Capturing the effect of climate change on such high-impact weather is, in any case, not about predicting storms, but assessing risk -- the likelihood that, as burning fossil fuels continue to change the Earth's climate, these storms could strike more frequently and more violently. The business of climate science is probability, and rightfully so, because once predictions come to pass, it's too late.
Lin appreciates why this may be difficult to grasp. "Most people think because we had Irene last year, and now Sandy this year, it's because of climate change," she said. "They think risk is increasing only when they see storms. And then after a few years, they forget."
According to recent research in climate psychology, cognitive deficiencies may be numbing us to the urgency of such intangible, global threats. Complex dynamics like those at play in climate change -- worsening gradually and posing consequences mostly in the distant future -- are not easily factored in to our present deliberations. As a result, we hold out for the singular maelstrom to sound the alarm, which, in this case, is like waiting for the straw man: Its occurrence wouldn't wholly reflect the phenomenon we're looking for, and so its absence shouldn't be seen as indicative that the models are wrong.
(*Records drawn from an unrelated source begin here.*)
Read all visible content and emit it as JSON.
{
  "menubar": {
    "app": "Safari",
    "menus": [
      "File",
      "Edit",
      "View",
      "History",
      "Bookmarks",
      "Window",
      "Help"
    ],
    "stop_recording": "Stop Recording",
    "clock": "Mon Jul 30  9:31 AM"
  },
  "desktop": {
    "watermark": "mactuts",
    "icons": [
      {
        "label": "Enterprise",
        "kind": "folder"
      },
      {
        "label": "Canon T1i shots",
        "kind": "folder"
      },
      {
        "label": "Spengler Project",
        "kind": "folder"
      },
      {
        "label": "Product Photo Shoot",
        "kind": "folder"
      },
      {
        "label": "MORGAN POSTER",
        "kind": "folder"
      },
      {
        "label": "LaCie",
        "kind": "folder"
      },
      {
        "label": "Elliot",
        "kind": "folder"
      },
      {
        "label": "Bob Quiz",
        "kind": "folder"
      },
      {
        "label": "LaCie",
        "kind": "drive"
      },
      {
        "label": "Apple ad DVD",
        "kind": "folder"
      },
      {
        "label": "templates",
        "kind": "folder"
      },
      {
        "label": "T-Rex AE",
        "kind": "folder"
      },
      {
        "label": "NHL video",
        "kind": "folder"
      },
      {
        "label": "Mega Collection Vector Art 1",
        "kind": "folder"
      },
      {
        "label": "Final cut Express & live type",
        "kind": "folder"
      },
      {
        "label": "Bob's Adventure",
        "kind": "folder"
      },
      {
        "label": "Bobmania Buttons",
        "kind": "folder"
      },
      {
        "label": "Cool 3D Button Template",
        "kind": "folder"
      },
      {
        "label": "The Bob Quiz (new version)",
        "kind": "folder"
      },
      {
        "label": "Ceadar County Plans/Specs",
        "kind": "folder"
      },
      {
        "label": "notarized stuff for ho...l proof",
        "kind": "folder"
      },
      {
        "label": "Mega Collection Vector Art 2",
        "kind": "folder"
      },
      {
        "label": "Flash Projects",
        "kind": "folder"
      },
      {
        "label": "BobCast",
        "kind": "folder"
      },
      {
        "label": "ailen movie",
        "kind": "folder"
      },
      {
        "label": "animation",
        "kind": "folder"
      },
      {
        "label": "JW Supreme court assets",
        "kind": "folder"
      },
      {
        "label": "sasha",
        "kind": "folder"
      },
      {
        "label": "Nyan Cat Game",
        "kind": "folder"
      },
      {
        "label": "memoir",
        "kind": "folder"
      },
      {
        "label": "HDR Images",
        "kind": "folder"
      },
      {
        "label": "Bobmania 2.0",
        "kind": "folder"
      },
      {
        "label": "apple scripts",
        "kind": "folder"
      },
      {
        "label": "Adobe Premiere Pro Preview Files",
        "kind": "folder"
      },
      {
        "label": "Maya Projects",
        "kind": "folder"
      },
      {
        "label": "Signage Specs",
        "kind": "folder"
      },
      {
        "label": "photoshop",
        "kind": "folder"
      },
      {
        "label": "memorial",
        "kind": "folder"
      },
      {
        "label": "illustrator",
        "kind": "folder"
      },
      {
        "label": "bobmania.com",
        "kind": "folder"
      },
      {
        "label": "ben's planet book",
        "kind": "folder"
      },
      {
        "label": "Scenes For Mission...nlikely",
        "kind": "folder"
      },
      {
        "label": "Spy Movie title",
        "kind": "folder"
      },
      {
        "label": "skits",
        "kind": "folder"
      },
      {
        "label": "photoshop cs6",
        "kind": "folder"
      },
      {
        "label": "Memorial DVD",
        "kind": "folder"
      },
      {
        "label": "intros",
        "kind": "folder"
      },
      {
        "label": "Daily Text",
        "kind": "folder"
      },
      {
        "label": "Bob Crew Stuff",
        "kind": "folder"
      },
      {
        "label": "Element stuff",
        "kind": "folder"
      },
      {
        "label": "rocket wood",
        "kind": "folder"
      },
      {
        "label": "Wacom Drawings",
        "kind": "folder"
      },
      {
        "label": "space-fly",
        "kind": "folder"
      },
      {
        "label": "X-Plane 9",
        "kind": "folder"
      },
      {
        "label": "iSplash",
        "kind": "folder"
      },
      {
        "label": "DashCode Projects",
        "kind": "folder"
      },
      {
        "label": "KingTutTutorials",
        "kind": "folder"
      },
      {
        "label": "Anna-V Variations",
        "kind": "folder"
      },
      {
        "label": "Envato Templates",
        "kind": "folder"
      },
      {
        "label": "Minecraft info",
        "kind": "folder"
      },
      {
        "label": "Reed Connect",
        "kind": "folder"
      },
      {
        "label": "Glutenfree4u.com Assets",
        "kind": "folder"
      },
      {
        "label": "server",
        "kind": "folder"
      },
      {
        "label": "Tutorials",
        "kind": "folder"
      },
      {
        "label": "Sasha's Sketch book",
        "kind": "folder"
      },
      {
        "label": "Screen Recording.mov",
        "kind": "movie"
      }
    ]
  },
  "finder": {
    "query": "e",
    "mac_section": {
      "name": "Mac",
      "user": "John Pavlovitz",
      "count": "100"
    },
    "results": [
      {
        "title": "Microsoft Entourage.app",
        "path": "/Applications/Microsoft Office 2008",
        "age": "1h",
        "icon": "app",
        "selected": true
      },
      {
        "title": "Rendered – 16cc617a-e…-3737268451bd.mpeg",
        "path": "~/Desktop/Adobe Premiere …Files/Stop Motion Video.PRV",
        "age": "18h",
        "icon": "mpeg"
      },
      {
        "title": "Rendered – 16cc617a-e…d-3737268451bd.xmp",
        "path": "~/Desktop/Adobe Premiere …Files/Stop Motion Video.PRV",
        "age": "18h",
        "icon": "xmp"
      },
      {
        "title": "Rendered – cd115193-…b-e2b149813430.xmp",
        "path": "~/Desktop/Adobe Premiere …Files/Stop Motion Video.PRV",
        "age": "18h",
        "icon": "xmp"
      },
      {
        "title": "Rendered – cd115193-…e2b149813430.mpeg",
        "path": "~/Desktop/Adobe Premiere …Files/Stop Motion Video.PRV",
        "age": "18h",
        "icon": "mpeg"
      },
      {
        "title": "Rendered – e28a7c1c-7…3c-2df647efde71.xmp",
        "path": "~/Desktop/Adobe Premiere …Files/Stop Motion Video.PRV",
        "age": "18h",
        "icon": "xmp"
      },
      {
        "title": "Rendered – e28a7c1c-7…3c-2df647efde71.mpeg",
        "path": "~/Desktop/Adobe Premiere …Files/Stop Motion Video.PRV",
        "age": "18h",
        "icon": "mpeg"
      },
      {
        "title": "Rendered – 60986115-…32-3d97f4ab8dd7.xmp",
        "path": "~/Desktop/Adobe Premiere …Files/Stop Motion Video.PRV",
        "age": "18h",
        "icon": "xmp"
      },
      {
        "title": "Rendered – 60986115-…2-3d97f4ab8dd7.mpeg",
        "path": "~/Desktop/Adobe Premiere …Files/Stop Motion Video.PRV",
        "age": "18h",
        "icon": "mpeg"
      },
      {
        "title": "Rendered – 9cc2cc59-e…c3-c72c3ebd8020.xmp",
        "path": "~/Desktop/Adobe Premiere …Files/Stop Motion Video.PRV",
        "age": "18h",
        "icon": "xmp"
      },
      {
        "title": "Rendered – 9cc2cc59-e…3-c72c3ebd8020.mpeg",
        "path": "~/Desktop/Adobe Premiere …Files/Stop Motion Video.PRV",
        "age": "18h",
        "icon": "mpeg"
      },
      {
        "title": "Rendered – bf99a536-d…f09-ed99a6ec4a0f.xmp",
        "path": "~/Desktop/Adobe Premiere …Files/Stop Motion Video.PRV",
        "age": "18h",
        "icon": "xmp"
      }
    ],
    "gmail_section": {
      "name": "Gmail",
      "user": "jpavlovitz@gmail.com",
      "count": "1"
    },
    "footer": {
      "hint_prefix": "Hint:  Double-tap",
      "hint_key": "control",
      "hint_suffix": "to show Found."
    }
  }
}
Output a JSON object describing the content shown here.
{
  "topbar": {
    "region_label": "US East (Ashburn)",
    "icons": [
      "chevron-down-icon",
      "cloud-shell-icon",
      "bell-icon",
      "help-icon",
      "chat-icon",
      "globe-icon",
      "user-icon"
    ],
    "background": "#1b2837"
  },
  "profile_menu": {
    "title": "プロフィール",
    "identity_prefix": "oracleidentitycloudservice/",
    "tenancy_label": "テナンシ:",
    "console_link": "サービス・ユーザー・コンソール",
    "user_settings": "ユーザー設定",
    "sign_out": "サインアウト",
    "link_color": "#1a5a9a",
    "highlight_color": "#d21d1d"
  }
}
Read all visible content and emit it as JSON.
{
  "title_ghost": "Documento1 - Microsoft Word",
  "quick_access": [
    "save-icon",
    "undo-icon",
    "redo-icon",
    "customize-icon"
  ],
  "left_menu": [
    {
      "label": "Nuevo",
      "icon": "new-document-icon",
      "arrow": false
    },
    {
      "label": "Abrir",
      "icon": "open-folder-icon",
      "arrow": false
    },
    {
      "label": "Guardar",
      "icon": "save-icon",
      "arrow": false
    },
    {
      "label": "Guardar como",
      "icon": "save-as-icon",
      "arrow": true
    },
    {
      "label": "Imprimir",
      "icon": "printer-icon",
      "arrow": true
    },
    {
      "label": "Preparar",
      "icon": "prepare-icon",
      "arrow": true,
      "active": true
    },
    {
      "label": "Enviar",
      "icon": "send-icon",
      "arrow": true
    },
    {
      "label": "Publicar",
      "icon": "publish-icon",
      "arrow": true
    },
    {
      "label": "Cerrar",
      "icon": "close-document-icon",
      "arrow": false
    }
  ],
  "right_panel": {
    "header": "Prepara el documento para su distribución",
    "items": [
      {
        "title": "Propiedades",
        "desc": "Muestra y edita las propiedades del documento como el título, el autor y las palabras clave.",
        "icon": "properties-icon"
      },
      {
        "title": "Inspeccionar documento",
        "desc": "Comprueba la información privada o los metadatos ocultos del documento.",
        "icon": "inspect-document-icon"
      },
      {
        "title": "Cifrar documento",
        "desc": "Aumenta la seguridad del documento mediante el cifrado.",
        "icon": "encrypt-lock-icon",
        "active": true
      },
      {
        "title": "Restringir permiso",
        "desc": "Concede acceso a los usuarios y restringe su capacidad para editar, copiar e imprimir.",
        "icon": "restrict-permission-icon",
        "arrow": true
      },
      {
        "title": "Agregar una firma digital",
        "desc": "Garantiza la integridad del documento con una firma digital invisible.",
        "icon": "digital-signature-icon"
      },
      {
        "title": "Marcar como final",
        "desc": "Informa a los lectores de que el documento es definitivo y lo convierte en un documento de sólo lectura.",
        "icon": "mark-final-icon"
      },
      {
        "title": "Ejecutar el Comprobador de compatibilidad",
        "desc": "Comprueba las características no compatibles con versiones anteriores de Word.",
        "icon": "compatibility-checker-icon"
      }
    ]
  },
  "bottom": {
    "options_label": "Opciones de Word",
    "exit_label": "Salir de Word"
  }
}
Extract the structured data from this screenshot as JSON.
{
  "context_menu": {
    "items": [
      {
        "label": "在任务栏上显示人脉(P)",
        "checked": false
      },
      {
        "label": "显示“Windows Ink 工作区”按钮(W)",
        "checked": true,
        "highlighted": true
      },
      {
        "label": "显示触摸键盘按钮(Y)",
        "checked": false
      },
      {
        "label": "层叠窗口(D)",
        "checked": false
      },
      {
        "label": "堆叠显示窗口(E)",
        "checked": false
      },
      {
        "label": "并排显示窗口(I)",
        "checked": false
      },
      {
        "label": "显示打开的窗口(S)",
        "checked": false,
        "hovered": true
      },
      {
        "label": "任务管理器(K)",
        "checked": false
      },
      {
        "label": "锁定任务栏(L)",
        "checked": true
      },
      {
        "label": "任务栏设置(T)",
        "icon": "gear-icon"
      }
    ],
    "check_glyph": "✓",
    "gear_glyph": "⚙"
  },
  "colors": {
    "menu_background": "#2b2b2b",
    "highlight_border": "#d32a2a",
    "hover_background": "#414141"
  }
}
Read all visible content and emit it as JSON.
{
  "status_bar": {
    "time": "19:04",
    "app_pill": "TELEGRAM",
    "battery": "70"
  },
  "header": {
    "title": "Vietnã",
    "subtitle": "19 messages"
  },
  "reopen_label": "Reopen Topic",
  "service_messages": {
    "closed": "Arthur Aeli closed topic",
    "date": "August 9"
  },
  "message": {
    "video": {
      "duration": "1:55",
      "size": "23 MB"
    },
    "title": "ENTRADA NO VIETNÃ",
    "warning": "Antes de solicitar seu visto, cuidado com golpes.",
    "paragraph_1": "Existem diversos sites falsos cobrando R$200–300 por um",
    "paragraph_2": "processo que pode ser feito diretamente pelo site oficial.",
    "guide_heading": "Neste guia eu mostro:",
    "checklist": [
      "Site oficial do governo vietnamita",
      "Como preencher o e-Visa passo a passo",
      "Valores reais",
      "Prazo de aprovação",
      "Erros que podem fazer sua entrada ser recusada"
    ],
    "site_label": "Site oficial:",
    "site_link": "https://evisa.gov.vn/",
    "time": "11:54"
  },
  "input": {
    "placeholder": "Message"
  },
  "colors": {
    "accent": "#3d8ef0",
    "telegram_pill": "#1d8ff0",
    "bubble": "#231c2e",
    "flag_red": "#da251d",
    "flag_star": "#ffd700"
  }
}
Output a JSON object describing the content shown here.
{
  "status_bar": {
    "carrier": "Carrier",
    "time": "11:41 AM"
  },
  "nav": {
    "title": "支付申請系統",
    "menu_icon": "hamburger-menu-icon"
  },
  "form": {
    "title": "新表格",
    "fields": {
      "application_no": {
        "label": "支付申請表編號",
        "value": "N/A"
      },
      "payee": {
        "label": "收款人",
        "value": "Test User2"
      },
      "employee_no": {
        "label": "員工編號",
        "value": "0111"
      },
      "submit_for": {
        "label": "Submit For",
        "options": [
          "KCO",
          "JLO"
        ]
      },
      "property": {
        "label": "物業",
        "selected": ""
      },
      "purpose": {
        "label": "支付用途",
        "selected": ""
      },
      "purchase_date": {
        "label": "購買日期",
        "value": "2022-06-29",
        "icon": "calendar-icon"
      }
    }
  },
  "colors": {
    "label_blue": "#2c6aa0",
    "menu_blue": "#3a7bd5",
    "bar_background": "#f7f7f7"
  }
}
But climate psychologists also find that this simple-mindedness is not entirely our fault. It depends on how the questions are framed -- how a reader's mind is "primed" by certain events or exercises, before approaching the issue. And one way to frame climate change is to model the science. We may find that how climate scientists study the planet today, applying innovative techniques to quantify local risk, is more palpable than the diffuse issues we couldn't quite grasp.
Anthropogenic global warming is, admittedly, an abstract phenomenon. It does not create individual hurricanes, but instead, more diffusely, ratchets up their threat. As the atmosphere warms it retains more moisture which, carried to landfall, can then be hurled ashore in heavier wind and rain. And according to one accepted theory, the so-called "heat-engine" hypothesis first suggested by Kerry Emanuel, another of Lin's co-authors and a professor of atmospheric science at MIT, the warmest water in more than half a century could be amplifying storms' power source.
"That's a good starting point for understanding how climate change might affect future hurricanes," James Elsner, a professor of geography at Florida State University, told me. His 2008 study of ocean temperature and hurricane strength was consistent with this idea. "But just because stronger storms are getting stronger doesn't mean we're getting more storms."
The latest climate models appear to be reaching agreement on this issue. Christopher Landsea, the science and operations officer at the National Hurricane Center, in Miami, is a leading expert on hurricane forecasting. In an opinion piece for the National Oceanic Atmospheric Administration, he aggregates recent studies on hurricanes and global warming.